But for rote transcription the combination of the Ipod, USB Mike, and Dragon Software worked beautifully. For my purposes, I didn’t care about small errors as long as the context is clear. My sweet little Dragon.  I feel listened to. I feel heard. Sweet.

Working With Film Subjects (2)

Posted in Documentary, Filmmaking on May 9th, 2013 by Dave

I’m no expert in producing films — I’ve only made five of them so far — but I do know that even one really bad experience can be a great teacher.

I spent about five months on a film last year, a profile of a local artist that ended up being nearly 25 minutes long. I thought the film’s subject — let’s call her “Anita,” for the sake of privacy — understood what I was going for in the film, but after screening the final edit, it turned out I was completely wrong.

Much to my surprise, Anita hated it!

I thought I’d done all my homework. I’d given Anita the edited audio track, essentially giving her an opportunity to “vet” the content. At that point, she liked it fine.

The real problems came when I showed her the first visuals. Anita disliked my visual interpretation of her work, and my characterization of her creative process.

Her reaction went beyond dislike. After several conversations by phone and by email, and many attempts to harmonize her wish-list with my vision, it became clear that there was no way I could please her. I felt I had no choice but to shelve the film.

It was truly amazing to me how our relationship changed in the blink of an eye. From cordial, cooperative, relaxed, and friendly to cold, abrupt, and…over. I was blown away — and I stayed blown away for quite some time.

This wasn’t just a bad “review;” this was a complete disaster. Five months of work with nothing to show for it. At least, publicly.

I hadn’t asked Anita to sign a release.
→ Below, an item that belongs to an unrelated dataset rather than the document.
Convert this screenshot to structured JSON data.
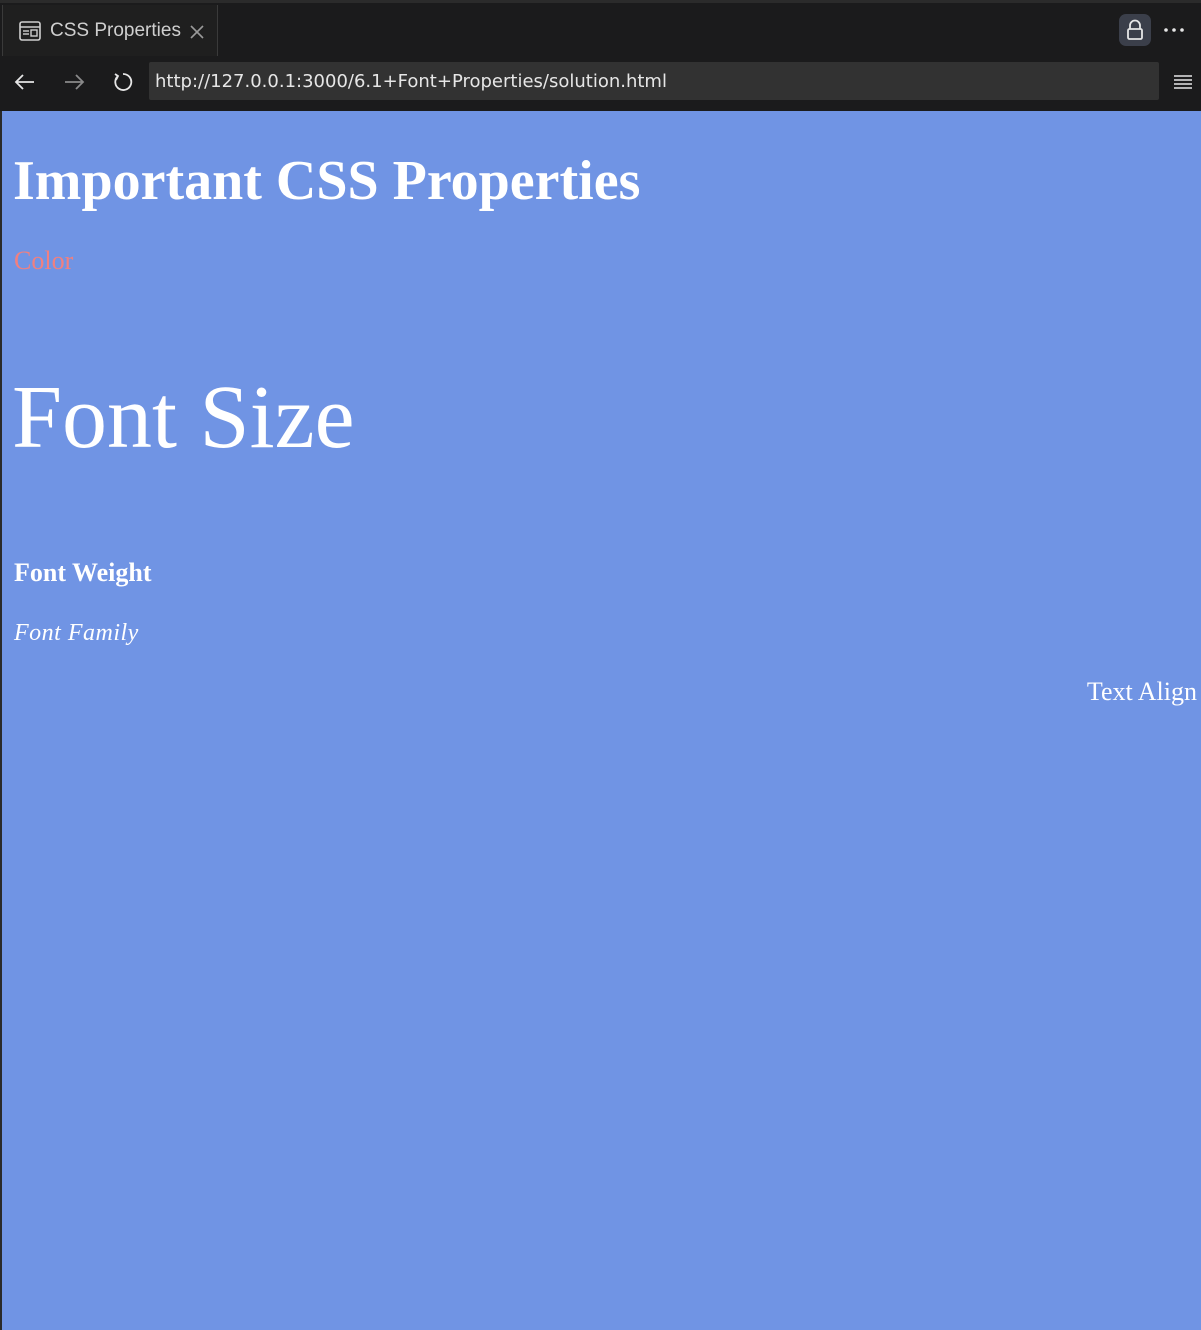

At the beginning of the relationship, I felt I needed to build trust, not impose a legal constraint. This wasn’t negligence on my part, but instead a calculated decision. A release wouldn’t have provided me total protection anyway; in this country, a person can still sue if they want to.

After the relationship fell apart, I second-guessed myself. Perhaps having a signed document would have helped me go through the motions of releasing the film. But did I really want to release it under those terms? As an unauthorized bio?
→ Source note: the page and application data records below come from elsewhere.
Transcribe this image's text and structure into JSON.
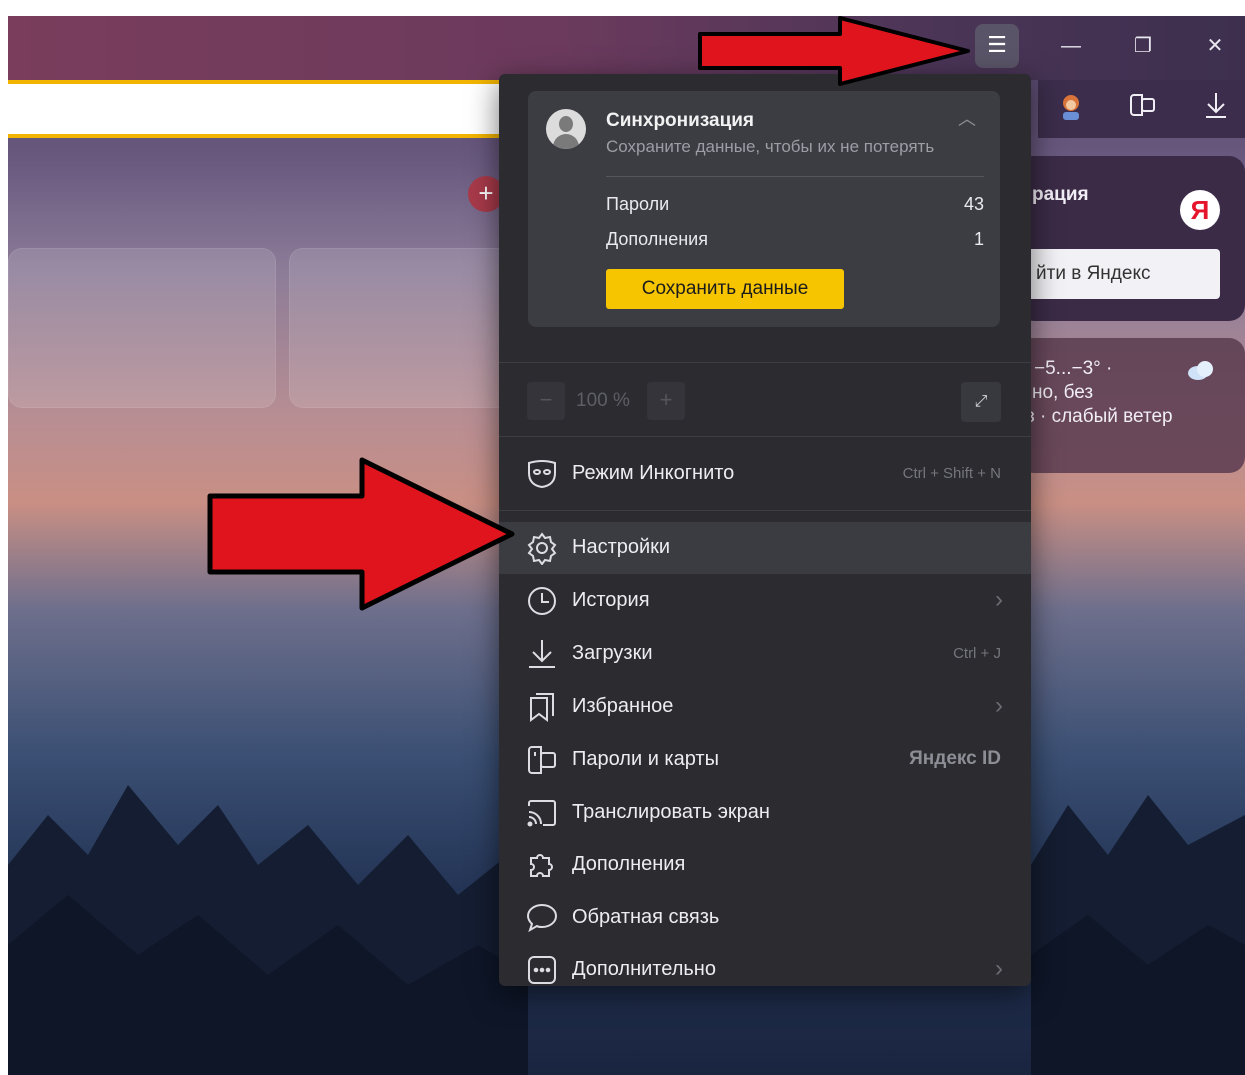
{
  "window": {
    "menu_icon": "hamburger-icon",
    "minimize_icon": "minimize-icon",
    "restore_icon": "restore-icon",
    "close_icon": "close-icon"
  },
  "toolbar": {
    "icons": [
      "avatar-character-icon",
      "passwords-icon",
      "download-icon"
    ]
  },
  "newtab": {
    "add_tile_label": "+",
    "profile_card_title": "рация",
    "login_button": "йти в Яндекс",
    "yandex_logo": "Я",
    "weather_temp": "−5...−3° ·",
    "weather_line2": "но, без",
    "weather_line3": "з · слабый ветер"
  },
  "menu": {
    "sync": {
      "title": "Синхронизация",
      "subtitle": "Сохраните данные, чтобы их не потерять",
      "rows": [
        {
          "label": "Пароли",
          "value": "43"
        },
        {
          "label": "Дополнения",
          "value": "1"
        }
      ],
      "save_button": "Сохранить данные"
    },
    "zoom": {
      "minus": "−",
      "value": "100 %",
      "plus": "+",
      "fullscreen_icon": "fullscreen-icon"
    },
    "items": [
      {
        "label": "Режим Инкогнито",
        "shortcut": "Ctrl + Shift + N",
        "icon": "incognito-mask-icon"
      },
      {
        "label": "Настройки",
        "icon": "gear-icon"
      },
      {
        "label": "История",
        "icon": "clock-icon"
      },
      {
        "label": "Загрузки",
        "shortcut": "Ctrl + J",
        "icon": "download-icon"
      },
      {
        "label": "Избранное",
        "icon": "bookmarks-icon"
      },
      {
        "label": "Пароли и карты",
        "badge": "Яндекс ID",
        "icon": "passwords-cards-icon"
      },
      {
        "label": "Транслировать экран",
        "icon": "cast-icon"
      },
      {
        "label": "Дополнения",
        "icon": "puzzle-icon"
      },
      {
        "label": "Обратная связь",
        "icon": "speech-bubble-icon"
      },
      {
        "label": "Дополнительно",
        "icon": "more-dots-icon"
      }
    ]
  },
  "colors": {
    "accent_yellow": "#f6c500",
    "menu_bg": "#2b2b30",
    "highlight_row": "#3b3b42",
    "annotation_arrow": "#e0141c"
  }
}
That’s definitely not how I saw my role as filmmaker. Moreover, I felt I needed to take the high ground and respect Anita’s wishes. After all, the ultimate responsibility for her bad feelings lay with me as a producer, right?

In my mind, I felt I couldn’t breach Anita’s trust, even if I felt she was breaching mine. In the final analysis, it was her face on the big screen, not mine.

So I buried the film deep in my hard drive, where it resides to this day.

This chapter in my life as a filmmaker was painful and dispiriting, but over time I’ve come to see Anita’s perspective a little more clearly. I even see her disappointment as a kind of a mirror image of my own. I’ve gotten to the point where I can put the frustration out of my mind. More importantly, I’ve moved on to other projects.

A friend gave me some good advice: roll over it like a bump in the road.

He was right. What’s the alternative? Just give up? Never risk anything going forward?

I’ve learned some valuable lessons from this epic failure. These days, before I ever pick up a camera, I spend a lot more time getting to know my subjects — and letting them get to know me. I do everything I can to make sure they understand that this is a film about them, and not for them. There’s a big difference.

I’m not interested in making a puff piece or an infomercial. I have my own artistic goals. In the future, if the vibe starts trending towards conflict or instability, I think I’ll pick up on it much quicker, and either resolve the issue or consider aborting the project, long before I’ve put in months of work.

I’ll still share the progress of the film as it develops, and particularly while it’s being edited. That seems like a sensible precaution. I’m even posting weekly drafts of my latest film on a protected page of my website, so my subject always knows what’s happening.

No more, “The film is done, what do you think?” and then hope for the best. Springing the film on Anita, like I unfortunately did, was a huge gamble. I know that now.

I would have been better off buying a lotto ticket!